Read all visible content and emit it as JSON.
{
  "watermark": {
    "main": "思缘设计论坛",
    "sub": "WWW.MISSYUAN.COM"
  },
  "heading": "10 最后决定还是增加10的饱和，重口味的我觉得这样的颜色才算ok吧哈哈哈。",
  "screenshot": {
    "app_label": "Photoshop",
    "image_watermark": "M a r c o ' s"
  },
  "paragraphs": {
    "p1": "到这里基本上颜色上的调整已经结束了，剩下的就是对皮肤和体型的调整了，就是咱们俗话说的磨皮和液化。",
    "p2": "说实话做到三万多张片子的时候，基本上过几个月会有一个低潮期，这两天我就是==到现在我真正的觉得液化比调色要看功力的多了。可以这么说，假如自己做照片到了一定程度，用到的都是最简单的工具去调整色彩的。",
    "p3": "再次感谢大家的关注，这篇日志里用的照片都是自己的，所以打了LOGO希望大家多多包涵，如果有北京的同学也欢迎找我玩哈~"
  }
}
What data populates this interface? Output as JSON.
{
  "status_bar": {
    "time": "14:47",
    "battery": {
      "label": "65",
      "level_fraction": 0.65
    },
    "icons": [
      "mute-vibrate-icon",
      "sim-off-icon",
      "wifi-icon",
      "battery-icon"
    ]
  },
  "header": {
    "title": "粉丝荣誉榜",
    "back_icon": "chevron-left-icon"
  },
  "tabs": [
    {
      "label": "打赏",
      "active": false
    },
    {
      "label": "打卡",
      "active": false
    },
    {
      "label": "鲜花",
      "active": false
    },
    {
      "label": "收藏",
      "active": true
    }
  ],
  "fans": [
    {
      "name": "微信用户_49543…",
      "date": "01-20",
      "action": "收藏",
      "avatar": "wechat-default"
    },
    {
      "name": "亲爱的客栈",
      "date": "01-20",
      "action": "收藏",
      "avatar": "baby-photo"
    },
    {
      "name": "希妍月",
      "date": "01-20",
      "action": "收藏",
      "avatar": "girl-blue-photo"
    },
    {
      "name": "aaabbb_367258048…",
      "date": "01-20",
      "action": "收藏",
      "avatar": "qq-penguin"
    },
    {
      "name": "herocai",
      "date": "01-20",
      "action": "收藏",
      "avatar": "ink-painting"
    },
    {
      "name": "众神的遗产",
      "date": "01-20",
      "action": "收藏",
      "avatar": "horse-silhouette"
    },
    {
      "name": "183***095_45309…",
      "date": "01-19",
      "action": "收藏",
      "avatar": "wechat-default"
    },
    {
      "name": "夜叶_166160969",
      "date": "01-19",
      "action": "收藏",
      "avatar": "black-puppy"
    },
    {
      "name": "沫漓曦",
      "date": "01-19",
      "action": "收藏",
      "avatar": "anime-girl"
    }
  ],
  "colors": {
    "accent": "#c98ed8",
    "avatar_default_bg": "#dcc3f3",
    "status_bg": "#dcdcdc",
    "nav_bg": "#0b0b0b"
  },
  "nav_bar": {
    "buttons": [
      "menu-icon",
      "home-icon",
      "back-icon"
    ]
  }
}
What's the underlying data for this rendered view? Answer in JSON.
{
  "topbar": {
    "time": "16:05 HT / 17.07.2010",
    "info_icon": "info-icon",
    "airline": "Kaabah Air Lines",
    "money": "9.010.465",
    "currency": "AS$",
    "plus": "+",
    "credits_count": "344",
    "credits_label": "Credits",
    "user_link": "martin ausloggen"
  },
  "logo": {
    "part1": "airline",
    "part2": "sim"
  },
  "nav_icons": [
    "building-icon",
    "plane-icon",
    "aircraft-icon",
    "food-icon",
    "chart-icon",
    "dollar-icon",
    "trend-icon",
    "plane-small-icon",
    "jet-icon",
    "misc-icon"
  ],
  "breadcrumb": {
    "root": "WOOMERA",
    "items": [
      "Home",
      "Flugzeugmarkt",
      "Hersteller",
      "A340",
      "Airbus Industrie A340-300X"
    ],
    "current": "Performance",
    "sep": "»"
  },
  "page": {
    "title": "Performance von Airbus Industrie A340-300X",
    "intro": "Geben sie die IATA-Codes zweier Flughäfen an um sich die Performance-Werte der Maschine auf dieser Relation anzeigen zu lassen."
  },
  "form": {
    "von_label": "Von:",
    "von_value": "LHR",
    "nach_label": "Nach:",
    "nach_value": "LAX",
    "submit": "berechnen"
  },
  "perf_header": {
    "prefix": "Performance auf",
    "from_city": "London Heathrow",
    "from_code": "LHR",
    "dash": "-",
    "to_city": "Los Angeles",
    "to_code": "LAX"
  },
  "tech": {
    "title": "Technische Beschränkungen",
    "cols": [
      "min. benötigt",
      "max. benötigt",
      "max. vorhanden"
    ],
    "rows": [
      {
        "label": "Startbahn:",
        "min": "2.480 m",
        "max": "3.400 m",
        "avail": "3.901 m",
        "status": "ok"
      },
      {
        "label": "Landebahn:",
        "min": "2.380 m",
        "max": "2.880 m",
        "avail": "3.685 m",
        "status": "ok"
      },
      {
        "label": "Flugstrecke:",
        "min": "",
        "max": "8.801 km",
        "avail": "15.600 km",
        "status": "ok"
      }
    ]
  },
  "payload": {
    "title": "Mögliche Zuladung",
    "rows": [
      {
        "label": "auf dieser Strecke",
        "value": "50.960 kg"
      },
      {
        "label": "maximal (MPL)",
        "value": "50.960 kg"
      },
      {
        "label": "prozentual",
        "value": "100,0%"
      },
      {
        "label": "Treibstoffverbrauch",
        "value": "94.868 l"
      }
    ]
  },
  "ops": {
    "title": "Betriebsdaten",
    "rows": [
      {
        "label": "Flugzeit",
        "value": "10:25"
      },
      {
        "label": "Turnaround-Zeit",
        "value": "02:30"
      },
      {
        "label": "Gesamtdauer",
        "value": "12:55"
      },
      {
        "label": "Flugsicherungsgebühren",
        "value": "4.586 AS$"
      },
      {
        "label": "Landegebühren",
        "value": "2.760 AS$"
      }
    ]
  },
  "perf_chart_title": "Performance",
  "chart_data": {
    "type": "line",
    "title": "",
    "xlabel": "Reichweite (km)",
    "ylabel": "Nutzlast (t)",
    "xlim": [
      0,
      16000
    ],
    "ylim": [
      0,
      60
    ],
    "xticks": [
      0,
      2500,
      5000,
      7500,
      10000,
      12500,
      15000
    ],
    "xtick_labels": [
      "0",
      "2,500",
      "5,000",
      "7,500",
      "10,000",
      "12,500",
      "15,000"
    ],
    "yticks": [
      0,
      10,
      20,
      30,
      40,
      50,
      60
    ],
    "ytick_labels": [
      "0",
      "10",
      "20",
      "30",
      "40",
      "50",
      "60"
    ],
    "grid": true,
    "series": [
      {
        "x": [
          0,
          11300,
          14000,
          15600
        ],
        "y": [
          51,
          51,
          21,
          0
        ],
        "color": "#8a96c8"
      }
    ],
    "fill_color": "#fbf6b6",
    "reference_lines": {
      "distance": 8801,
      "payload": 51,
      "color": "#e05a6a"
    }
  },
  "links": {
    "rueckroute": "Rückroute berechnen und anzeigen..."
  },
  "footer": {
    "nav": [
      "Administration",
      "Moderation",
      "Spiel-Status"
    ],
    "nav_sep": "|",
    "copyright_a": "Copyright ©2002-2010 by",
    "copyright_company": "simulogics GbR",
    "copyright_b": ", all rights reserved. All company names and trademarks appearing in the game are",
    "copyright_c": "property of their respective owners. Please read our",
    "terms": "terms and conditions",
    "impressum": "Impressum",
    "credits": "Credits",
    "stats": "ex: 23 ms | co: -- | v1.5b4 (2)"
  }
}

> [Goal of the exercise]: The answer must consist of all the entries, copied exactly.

> [Task answer]:
Read all visible content and emit it as JSON.
{
  "watermark": {
    "main": "思缘设计论坛",
    "sub": "WWW.MISSYUAN.COM"
  },
  "heading": "10 最后决定还是增加10的饱和，重口味的我觉得这样的颜色才算ok吧哈哈哈。",
  "screenshot": {
    "app_label": "Photoshop",
    "image_watermark": "M a r c o ' s"
  },
  "paragraphs": {
    "p1": "到这里基本上颜色上的调整已经结束了，剩下的就是对皮肤和体型的调整了，就是咱们俗话说的磨皮和液化。",
    "p2": "说实话做到三万多张片子的时候，基本上过几个月会有一个低潮期，这两天我就是==到现在我真正的觉得液化比调色要看功力的多了。可以这么说，假如自己做照片到了一定程度，用到的都是最简单的工具去调整色彩的。",
    "p3": "再次感谢大家的关注，这篇日志里用的照片都是自己的，所以打了LOGO希望大家多多包涵，如果有北京的同学也欢迎找我玩哈~"
  }
}
What data populates this interface? Output as JSON.
{
  "status_bar": {
    "time": "14:47",
    "battery": {
      "label": "65",
      "level_fraction": 0.65
    },
    "icons": [
      "mute-vibrate-icon",
      "sim-off-icon",
      "wifi-icon",
      "battery-icon"
    ]
  },
  "header": {
    "title": "粉丝荣誉榜",
    "back_icon": "chevron-left-icon"
  },
  "tabs": [
    {
      "label": "打赏",
      "active": false
    },
    {
      "label": "打卡",
      "active": false
    },
    {
      "label": "鲜花",
      "active": false
    },
    {
      "label": "收藏",
      "active": true
    }
  ],
  "fans": [
    {
      "name": "微信用户_49543…",
      "date": "01-20",
      "action": "收藏",
      "avatar": "wechat-default"
    },
    {
      "name": "亲爱的客栈",
      "date": "01-20",
      "action": "收藏",
      "avatar": "baby-photo"
    },
    {
      "name": "希妍月",
      "date": "01-20",
      "action": "收藏",
      "avatar": "girl-blue-photo"
    },
    {
      "name": "aaabbb_367258048…",
      "date": "01-20",
      "action": "收藏",
      "avatar": "qq-penguin"
    },
    {
      "name": "herocai",
      "date": "01-20",
      "action": "收藏",
      "avatar": "ink-painting"
    },
    {
      "name": "众神的遗产",
      "date": "01-20",
      "action": "收藏",
      "avatar": "horse-silhouette"
    },
    {
      "name": "183***095_45309…",
      "date": "01-19",
      "action": "收藏",
      "avatar": "wechat-default"
    },
    {
      "name": "夜叶_166160969",
      "date": "01-19",
      "action": "收藏",
      "avatar": "black-puppy"
    },
    {
      "name": "沫漓曦",
      "date": "01-19",
      "action": "收藏",
      "avatar": "anime-girl"
    }
  ],
  "colors": {
    "accent": "#c98ed8",
    "avatar_default_bg": "#dcc3f3",
    "status_bg": "#dcdcdc",
    "nav_bg": "#0b0b0b"
  },
  "nav_bar": {
    "buttons": [
      "menu-icon",
      "home-icon",
      "back-icon"
    ]
  }
}
What's the underlying data for this rendered view? Answer in JSON.
{
  "topbar": {
    "time": "16:05 HT / 17.07.2010",
    "info_icon": "info-icon",
    "airline": "Kaabah Air Lines",
    "money": "9.010.465",
    "currency": "AS$",
    "plus": "+",
    "credits_count": "344",
    "credits_label": "Credits",
    "user_link": "martin ausloggen"
  },
  "logo": {
    "part1": "airline",
    "part2": "sim"
  },
  "nav_icons": [
    "building-icon",
    "plane-icon",
    "aircraft-icon",
    "food-icon",
    "chart-icon",
    "dollar-icon",
    "trend-icon",
    "plane-small-icon",
    "jet-icon",
    "misc-icon"
  ],
  "breadcrumb": {
    "root": "WOOMERA",
    "items": [
      "Home",
      "Flugzeugmarkt",
      "Hersteller",
      "A340",
      "Airbus Industrie A340-300X"
    ],
    "current": "Performance",
    "sep": "»"
  },
  "page": {
    "title": "Performance von Airbus Industrie A340-300X",
    "intro": "Geben sie die IATA-Codes zweier Flughäfen an um sich die Performance-Werte der Maschine auf dieser Relation anzeigen zu lassen."
  },
  "form": {
    "von_label": "Von:",
    "von_value": "LHR",
    "nach_label": "Nach:",
    "nach_value": "LAX",
    "submit": "berechnen"
  },
  "perf_header": {
    "prefix": "Performance auf",
    "from_city": "London Heathrow",
    "from_code": "LHR",
    "dash": "-",
    "to_city": "Los Angeles",
    "to_code": "LAX"
  },
  "tech": {
    "title": "Technische Beschränkungen",
    "cols": [
      "min. benötigt",
      "max. benötigt",
      "max. vorhanden"
    ],
    "rows": [
      {
        "label": "Startbahn:",
        "min": "2.480 m",
        "max": "3.400 m",
        "avail": "3.901 m",
        "status": "ok"
      },
      {
        "label": "Landebahn:",
        "min": "2.380 m",
        "max": "2.880 m",
        "avail": "3.685 m",
        "status": "ok"
      },
      {
        "label": "Flugstrecke:",
        "min": "",
        "max": "8.801 km",
        "avail": "15.600 km",
        "status": "ok"
      }
    ]
  },
  "payload": {
    "title": "Mögliche Zuladung",
    "rows": [
      {
        "label": "auf dieser Strecke",
        "value": "50.960 kg"
      },
      {
        "label": "maximal (MPL)",
        "value": "50.960 kg"
      },
      {
        "label": "prozentual",
        "value": "100,0%"
      },
      {
        "label": "Treibstoffverbrauch",
        "value": "94.868 l"
      }
    ]
  },
  "ops": {
    "title": "Betriebsdaten",
    "rows": [
      {
        "label": "Flugzeit",
        "value": "10:25"
      },
      {
        "label": "Turnaround-Zeit",
        "value": "02:30"
      },
      {
        "label": "Gesamtdauer",
        "value": "12:55"
      },
      {
        "label": "Flugsicherungsgebühren",
        "value": "4.586 AS$"
      },
      {
        "label": "Landegebühren",
        "value": "2.760 AS$"
      }
    ]
  },
  "perf_chart_title": "Performance",
  "chart_data": {
    "type": "line",
    "title": "",
    "xlabel": "Reichweite (km)",
    "ylabel": "Nutzlast (t)",
    "xlim": [
      0,
      16000
    ],
    "ylim": [
      0,
      60
    ],
    "xticks": [
      0,
      2500,
      5000,
      7500,
      10000,
      12500,
      15000
    ],
    "xtick_labels": [
      "0",
      "2,500",
      "5,000",
      "7,500",
      "10,000",
      "12,500",
      "15,000"
    ],
    "yticks": [
      0,
      10,
      20,
      30,
      40,
      50,
      60
    ],
    "ytick_labels": [
      "0",
      "10",
      "20",
      "30",
      "40",
      "50",
      "60"
    ],
    "grid": true,
    "series": [
      {
        "x": [
          0,
          11300,
          14000,
          15600
        ],
        "y": [
          51,
          51,
          21,
          0
        ],
        "color": "#8a96c8"
      }
    ],
    "fill_color": "#fbf6b6",
    "reference_lines": {
      "distance": 8801,
      "payload": 51,
      "color": "#e05a6a"
    }
  },
  "links": {
    "rueckroute": "Rückroute berechnen und anzeigen..."
  },
  "footer": {
    "nav": [
      "Administration",
      "Moderation",
      "Spiel-Status"
    ],
    "nav_sep": "|",
    "copyright_a": "Copyright ©2002-2010 by",
    "copyright_company": "simulogics GbR",
    "copyright_b": ", all rights reserved. All company names and trademarks appearing in the game are",
    "copyright_c": "property of their respective owners. Please read our",
    "terms": "terms and conditions",
    "impressum": "Impressum",
    "credits": "Credits",
    "stats": "ex: 23 ms | co: -- | v1.5b4 (2)"
  }
}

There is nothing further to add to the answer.